But Mary kept all these things, and pondered them in her heart.
— No one can absolve himself from the duty of spiritual thought. The words which I have chosen for a text presents the duty to us with almost startling force. The mother of the Lord had received that direct, personal, living revelation of the purpose and the working of God which none other could have; she had acknowledged in the familiar strain of the Magnificat the salvation which He had prepared through her for His people; she might well seem to have been lifted above the necessity of any later teaching; but when the simple shepherds told their story, a faint echo as we might think of what she knew, she "kept all these things, &c.," if haply they might show a little more of the great mystery of which she was the minister: she kept them waiting and learning during that long thirty years of silence, waiting and learning during that brief time of open labour, from the first words at the marriage feast to the last words from the cross. And shall we, with our restless, distracted lives, with our feeble and imperfect grasp on Truth, be contented to repeat with indolent assent a traditional confession? Can we suppose that the highest -knowledge and the highest know. ledge alone is to be gained without effort, without preparation, without discipline, and by a simple act of memory? Is it credible that the law of our nature, which adds capacity to experience and joy to quest, is suddenly suspended when we reach the loftiest field of man's activity?

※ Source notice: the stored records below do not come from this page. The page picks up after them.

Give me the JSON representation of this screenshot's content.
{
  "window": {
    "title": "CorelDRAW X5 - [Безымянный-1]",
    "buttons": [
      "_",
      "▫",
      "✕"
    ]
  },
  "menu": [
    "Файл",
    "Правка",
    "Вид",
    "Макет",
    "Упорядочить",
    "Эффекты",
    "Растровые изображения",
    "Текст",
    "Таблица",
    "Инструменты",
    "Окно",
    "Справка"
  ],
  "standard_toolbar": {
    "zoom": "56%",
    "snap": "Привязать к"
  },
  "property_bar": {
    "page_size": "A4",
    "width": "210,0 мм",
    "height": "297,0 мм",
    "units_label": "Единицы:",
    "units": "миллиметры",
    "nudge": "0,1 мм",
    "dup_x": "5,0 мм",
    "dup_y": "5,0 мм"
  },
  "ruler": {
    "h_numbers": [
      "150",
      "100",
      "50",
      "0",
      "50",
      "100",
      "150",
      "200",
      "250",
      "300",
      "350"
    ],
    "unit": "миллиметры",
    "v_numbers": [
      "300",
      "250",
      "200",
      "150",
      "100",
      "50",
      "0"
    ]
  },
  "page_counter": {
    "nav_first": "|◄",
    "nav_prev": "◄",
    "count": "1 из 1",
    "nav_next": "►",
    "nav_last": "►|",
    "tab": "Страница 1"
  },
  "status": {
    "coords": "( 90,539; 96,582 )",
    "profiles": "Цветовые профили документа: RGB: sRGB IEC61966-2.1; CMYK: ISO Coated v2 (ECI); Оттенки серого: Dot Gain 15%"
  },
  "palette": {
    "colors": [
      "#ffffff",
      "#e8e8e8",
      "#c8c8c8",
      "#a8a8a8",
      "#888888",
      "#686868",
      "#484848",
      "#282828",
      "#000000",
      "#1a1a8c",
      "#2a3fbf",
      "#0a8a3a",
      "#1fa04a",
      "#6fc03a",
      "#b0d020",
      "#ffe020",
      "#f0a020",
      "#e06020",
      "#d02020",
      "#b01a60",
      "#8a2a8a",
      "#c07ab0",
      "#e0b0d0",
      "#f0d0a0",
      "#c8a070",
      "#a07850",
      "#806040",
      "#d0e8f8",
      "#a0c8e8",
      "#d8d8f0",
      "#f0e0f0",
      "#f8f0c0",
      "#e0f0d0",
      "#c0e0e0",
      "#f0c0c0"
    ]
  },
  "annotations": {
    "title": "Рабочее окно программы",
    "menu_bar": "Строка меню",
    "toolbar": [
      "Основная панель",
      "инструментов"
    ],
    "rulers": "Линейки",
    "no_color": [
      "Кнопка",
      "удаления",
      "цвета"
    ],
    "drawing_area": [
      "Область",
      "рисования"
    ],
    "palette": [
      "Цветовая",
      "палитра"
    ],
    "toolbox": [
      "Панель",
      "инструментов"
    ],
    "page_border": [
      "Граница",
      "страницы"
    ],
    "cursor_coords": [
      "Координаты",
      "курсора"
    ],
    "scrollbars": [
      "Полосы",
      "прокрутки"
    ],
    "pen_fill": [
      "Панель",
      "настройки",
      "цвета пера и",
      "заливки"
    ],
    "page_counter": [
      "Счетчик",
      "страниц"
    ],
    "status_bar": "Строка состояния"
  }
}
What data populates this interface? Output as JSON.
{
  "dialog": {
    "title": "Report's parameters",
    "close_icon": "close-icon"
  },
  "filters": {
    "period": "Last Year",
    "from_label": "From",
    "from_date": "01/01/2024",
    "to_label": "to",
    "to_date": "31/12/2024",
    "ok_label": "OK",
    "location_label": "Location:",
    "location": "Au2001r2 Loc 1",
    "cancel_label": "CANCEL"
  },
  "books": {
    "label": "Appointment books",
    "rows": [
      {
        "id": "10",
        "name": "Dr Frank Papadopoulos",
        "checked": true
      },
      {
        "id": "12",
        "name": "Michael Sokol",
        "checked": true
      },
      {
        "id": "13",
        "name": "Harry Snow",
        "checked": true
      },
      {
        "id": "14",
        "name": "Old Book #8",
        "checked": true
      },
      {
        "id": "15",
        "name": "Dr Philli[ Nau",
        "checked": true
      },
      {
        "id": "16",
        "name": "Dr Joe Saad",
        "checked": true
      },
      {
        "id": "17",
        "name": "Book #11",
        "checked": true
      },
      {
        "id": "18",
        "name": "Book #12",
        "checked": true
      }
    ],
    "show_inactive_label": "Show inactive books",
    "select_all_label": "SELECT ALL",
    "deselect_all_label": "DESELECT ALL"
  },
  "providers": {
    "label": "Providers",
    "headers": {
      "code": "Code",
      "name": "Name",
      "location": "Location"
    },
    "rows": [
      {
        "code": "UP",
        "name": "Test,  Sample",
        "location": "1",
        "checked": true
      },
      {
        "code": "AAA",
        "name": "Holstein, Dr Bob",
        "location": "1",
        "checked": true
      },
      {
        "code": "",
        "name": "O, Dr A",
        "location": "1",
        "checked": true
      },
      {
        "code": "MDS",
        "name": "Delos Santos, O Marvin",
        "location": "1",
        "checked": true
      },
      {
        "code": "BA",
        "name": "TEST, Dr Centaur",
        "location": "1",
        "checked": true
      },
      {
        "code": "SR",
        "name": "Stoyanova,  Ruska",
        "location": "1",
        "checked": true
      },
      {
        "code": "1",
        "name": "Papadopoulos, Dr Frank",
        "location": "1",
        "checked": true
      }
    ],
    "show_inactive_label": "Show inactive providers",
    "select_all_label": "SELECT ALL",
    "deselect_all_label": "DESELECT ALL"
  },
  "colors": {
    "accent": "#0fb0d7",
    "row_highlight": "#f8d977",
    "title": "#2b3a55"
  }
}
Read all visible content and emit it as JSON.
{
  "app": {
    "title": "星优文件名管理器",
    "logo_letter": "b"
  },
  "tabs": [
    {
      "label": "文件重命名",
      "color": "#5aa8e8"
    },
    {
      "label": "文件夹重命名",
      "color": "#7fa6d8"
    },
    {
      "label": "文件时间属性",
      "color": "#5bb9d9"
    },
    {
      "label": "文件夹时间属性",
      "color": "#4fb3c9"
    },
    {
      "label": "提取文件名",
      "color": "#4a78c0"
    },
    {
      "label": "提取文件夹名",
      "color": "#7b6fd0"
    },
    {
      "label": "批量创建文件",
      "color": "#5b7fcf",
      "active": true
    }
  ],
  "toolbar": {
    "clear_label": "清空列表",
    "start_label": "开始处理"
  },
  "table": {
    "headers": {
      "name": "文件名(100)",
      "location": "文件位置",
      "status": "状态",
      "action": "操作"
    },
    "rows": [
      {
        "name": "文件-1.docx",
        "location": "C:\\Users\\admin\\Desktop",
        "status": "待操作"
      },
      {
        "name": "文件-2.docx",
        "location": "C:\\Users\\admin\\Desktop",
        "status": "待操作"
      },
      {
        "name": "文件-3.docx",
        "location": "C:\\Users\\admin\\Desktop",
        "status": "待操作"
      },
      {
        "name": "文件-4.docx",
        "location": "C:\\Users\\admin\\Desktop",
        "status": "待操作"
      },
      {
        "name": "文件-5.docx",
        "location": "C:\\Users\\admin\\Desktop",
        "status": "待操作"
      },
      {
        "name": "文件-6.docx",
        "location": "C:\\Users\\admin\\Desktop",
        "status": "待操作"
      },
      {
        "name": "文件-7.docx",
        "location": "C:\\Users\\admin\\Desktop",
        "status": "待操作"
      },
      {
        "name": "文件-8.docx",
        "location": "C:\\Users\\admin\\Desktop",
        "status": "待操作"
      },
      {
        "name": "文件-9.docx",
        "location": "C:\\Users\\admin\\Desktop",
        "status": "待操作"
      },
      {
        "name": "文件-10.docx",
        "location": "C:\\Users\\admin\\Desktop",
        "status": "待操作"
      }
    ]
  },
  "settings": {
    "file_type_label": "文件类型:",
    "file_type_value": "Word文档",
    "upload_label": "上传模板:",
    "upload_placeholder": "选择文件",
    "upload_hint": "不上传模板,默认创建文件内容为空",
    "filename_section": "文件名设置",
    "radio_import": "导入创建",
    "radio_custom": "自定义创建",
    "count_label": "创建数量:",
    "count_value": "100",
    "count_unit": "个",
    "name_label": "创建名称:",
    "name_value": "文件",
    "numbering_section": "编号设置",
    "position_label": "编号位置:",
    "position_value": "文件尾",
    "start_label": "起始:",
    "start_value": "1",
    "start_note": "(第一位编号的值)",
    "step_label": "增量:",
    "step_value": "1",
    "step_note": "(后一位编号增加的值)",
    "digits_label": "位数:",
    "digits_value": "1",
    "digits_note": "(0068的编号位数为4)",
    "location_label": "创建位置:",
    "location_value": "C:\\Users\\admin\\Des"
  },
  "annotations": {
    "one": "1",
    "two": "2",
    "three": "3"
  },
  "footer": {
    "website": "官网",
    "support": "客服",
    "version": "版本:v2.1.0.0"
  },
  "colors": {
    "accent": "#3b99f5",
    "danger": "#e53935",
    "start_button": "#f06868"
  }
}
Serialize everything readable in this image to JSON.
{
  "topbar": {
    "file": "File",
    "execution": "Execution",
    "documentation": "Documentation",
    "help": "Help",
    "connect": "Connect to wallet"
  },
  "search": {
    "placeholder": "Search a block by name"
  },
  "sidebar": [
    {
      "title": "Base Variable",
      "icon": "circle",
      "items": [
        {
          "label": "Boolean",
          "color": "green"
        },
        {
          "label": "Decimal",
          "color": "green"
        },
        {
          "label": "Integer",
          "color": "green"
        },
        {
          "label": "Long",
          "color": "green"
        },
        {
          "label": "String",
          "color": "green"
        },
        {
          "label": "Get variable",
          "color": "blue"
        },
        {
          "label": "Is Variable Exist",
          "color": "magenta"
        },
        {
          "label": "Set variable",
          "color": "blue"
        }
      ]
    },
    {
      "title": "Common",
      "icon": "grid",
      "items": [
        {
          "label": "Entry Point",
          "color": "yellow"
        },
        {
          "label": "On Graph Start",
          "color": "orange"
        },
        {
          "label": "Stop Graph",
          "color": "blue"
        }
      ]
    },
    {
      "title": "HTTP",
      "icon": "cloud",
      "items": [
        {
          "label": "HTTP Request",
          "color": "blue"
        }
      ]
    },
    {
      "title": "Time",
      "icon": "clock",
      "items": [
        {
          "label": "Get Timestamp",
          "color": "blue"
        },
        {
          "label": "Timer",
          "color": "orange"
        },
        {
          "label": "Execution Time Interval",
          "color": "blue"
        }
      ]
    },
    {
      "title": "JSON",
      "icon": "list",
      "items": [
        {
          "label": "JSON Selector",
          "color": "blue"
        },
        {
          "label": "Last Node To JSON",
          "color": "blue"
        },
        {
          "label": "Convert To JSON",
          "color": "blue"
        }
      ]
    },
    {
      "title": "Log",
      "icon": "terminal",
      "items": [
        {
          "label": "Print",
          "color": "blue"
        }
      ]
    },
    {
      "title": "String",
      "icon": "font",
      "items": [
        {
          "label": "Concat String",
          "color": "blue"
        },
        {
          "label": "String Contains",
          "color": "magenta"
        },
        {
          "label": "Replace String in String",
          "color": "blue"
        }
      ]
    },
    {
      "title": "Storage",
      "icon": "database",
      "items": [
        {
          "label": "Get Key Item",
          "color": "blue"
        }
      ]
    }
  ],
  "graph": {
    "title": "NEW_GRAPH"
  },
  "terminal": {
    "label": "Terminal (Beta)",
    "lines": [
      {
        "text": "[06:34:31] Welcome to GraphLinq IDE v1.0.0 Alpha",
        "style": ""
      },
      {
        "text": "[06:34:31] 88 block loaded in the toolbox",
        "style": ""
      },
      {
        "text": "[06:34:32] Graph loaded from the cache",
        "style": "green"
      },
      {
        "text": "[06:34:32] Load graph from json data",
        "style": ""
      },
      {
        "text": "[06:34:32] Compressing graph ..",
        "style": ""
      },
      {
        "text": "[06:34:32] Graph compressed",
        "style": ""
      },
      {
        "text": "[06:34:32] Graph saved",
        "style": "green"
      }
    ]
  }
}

1. The SPIRIT of our study of the Incarnation must be love illuminated by faith, attested by the heart.
2. It follows that the AIM of our study will be vital and not merely intellectual.
3. If we have felt one touch of the spirit which should animate our contemplation of Christ Born, Crucified, Ascended, for us: if we have realized one fragment of the end to which our work is directed, we shall know what the BLESSING IS. know what it is to see with faint and trembling eyes depth below depth opening in the poor and dull surface of the earth; to see flashes of great hope shoot across the weary trivialities of business and pleasure; to see active about us, in the face of every scheme of selfish ambition, powers of the age to come; to see over all the inequalities of the world, its terrible contrasts, its desolating crimes, its pride, its lust, its cruelty, one over-arching sign of God's purpose of redemption, broad as the sky and bright as the sunshine; to see in the gospel a revelation of love powerful enough to give a foretaste of the unity of creation, powerful hereafter to realize it. To us also the Christ has been given. To us also the message of the angels has been made known. To us also the sign of the Saviour has been fulfilled. Happy are we — then only happy — if we keep all these things and ponder them in our hearts.
Parallel VersesKJV: But Mary kept all these things, and pondered them in her heart.